“We did not release him from his national letter of intent in order to protect the integrity of that very important program,” Notre Dame football coach Brian Kelly said in a statement, via WNDU. “But we have worked with the Vanderdoes family so that Eddie can continue his education this fall at a school closer to his home. We understand Eddie’s interest in remaining closer to his family and wish him well.”
Notre Dame reportedly was hesitant to lift the recruiting ban because they were worried he would go to rival USC, where he committed last year before changing his decision.
It seems that Vanderdoes is unlikely to get the fourth year of eligibility. He was denied an appeal to the National Letter of Intent board, but he can still appeal Notre Dame’s decision.
Though he may not be able to play in the fall, Vanderdoes was appreciative of Notre Dame for lifting his recruiting ban.
“I would like to thank the University of Notre Dame for lifting the recruiting ban and allowing me to sign an athletic scholarship with UCLA. Over the past four months, circumstances have changed for me and my family.
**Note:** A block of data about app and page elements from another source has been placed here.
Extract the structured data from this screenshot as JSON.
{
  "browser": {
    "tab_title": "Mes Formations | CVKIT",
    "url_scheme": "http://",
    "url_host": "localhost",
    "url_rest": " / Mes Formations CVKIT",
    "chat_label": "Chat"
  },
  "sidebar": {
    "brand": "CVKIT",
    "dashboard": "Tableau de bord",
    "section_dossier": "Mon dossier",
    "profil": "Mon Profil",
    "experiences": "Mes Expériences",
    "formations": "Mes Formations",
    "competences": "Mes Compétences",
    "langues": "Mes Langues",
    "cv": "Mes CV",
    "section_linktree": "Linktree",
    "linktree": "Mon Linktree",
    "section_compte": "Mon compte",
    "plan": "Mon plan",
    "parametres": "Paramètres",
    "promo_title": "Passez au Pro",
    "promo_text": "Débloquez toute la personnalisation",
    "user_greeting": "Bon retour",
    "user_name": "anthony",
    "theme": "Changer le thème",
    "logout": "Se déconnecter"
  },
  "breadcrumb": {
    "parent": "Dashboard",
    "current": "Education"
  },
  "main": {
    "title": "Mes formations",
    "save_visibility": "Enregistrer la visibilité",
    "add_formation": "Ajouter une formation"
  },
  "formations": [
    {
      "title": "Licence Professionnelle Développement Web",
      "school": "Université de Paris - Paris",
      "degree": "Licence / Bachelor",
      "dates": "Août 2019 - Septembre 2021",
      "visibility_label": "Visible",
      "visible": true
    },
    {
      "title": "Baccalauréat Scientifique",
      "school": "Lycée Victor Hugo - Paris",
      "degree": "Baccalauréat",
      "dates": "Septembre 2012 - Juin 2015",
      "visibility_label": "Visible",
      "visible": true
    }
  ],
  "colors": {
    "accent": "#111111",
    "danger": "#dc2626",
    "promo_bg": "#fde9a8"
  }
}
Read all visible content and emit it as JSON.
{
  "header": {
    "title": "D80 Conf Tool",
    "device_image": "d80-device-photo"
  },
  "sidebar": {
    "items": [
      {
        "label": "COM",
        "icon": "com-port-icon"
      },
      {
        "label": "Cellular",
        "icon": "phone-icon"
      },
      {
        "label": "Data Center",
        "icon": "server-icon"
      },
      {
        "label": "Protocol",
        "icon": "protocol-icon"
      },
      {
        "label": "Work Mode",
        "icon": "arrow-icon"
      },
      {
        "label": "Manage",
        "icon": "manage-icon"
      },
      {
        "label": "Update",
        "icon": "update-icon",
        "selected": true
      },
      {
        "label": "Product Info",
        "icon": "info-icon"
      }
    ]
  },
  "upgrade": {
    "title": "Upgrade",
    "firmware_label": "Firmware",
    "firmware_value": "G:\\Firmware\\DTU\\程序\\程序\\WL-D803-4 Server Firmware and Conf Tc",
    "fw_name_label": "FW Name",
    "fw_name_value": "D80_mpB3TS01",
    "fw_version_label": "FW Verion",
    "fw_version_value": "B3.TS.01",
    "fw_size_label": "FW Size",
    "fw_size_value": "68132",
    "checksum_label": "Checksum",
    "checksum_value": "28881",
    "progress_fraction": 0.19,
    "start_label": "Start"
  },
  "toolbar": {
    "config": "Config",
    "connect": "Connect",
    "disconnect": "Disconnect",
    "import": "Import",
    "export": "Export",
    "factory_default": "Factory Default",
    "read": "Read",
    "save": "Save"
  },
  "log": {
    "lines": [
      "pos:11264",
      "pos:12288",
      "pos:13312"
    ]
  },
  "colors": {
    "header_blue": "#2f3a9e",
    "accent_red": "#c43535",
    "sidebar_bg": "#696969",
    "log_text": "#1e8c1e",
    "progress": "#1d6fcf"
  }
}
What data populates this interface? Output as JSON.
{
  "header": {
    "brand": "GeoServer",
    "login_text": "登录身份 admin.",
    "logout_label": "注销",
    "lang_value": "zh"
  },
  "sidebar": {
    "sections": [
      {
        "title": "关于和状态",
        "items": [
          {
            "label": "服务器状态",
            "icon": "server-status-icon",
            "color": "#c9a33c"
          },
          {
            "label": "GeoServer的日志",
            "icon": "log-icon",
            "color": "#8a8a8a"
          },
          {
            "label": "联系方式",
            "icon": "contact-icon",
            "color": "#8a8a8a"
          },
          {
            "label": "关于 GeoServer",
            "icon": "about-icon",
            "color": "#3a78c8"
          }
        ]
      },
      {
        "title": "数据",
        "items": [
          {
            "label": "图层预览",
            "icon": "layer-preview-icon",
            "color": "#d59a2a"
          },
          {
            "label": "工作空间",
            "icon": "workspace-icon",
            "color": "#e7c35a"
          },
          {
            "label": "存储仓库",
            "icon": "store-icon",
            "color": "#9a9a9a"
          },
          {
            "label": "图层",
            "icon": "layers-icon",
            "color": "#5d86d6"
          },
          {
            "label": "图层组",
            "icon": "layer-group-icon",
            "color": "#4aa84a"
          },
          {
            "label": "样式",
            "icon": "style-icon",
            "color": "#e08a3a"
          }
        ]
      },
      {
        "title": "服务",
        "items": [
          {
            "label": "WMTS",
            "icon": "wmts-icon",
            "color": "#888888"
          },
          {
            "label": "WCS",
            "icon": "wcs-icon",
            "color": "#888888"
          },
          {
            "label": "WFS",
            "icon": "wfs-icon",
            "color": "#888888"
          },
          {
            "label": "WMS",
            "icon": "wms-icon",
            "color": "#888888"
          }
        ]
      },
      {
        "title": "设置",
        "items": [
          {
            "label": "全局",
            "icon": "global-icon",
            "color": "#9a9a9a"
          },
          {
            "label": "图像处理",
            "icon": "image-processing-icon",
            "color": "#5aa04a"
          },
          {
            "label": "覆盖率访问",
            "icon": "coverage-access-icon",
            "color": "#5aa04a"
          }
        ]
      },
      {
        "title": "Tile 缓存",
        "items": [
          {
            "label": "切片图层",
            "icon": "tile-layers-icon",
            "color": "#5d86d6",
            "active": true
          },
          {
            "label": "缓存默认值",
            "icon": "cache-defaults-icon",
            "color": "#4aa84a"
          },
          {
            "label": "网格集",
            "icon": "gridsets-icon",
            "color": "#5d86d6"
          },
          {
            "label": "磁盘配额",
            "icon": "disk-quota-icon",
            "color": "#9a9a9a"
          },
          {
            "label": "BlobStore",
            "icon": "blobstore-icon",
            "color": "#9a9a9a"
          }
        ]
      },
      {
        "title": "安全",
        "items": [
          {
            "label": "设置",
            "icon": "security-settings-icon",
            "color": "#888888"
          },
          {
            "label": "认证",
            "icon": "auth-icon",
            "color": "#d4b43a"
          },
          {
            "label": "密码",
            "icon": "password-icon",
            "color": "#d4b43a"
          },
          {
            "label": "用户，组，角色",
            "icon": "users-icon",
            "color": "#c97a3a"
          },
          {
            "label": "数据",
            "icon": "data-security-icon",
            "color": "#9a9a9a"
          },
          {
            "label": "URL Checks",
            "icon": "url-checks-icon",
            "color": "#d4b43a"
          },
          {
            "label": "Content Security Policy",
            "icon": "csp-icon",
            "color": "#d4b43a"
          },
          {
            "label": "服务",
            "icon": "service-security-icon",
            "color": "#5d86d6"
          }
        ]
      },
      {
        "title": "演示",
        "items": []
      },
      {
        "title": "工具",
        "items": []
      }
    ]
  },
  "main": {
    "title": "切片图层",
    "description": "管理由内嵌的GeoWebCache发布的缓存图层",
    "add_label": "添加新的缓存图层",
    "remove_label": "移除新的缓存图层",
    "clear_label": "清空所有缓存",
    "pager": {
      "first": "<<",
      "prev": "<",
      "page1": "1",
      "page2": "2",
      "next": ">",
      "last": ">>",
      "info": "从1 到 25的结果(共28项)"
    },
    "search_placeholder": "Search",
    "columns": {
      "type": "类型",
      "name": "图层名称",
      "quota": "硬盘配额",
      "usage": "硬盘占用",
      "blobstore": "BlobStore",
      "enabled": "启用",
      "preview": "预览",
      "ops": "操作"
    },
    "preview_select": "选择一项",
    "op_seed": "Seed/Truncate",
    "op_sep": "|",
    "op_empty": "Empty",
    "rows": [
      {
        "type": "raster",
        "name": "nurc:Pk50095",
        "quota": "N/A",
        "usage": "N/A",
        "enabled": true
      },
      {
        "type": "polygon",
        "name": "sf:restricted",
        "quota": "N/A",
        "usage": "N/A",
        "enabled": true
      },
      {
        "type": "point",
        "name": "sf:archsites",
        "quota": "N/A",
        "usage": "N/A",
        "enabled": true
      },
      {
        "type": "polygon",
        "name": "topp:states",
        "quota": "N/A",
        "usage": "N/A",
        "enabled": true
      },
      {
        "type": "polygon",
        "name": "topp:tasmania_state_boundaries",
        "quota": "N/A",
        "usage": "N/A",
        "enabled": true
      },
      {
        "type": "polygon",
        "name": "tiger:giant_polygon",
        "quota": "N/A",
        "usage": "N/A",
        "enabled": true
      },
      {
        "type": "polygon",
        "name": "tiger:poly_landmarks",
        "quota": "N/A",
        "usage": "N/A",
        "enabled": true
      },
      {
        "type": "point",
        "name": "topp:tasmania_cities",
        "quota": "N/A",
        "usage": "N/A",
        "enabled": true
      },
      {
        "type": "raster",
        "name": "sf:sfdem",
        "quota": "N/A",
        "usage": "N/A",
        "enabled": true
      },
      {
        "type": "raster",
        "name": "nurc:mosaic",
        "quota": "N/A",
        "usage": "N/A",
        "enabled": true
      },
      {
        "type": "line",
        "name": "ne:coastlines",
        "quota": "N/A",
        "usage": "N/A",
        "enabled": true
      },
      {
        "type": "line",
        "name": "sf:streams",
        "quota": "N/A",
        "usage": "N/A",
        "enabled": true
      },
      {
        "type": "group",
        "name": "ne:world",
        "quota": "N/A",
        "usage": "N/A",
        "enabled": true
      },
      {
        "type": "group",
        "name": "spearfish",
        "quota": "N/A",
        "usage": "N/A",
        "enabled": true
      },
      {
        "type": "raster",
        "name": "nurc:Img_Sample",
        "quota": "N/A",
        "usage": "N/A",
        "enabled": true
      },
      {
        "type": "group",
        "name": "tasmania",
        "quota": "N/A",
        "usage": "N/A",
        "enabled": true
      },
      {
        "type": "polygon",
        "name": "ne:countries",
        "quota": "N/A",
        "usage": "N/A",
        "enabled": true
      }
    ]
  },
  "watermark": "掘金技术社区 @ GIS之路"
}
For very personal reasons, I feel a strong need to remain close to home and be near those who are most important in my life,” Vanderdoes said in a text message to the Sacramento Bee.
“I am honored and humbled that Note Dame thought enough of me as a person and a football player to offer me a scholarship. They have been very gracious to recognize not only how difficult a decision this was, but also how important it was for me to be near my family at this time. I take my commitments seriously, but as circumstances changed, the most important commitment is the one made to family.”
All of this is unfair to the student-athlete. The kid has not attended Notre Dame or practiced with the team, yet you are refusing to let him go elsewhere? Just do the right thing — not the spiteful thing — and let him go so he can have four years of eligibility. Why take that away from him? Coaches can jump around and leave their contracts at will, yet student-athletes are beholden to mythical pieces of paper they sign in February before even enrolling in school. The whole thing seems so petty.
Below is a video of Vanderdoes’ highlights:
Image via YouTube/We Are SCGoogle+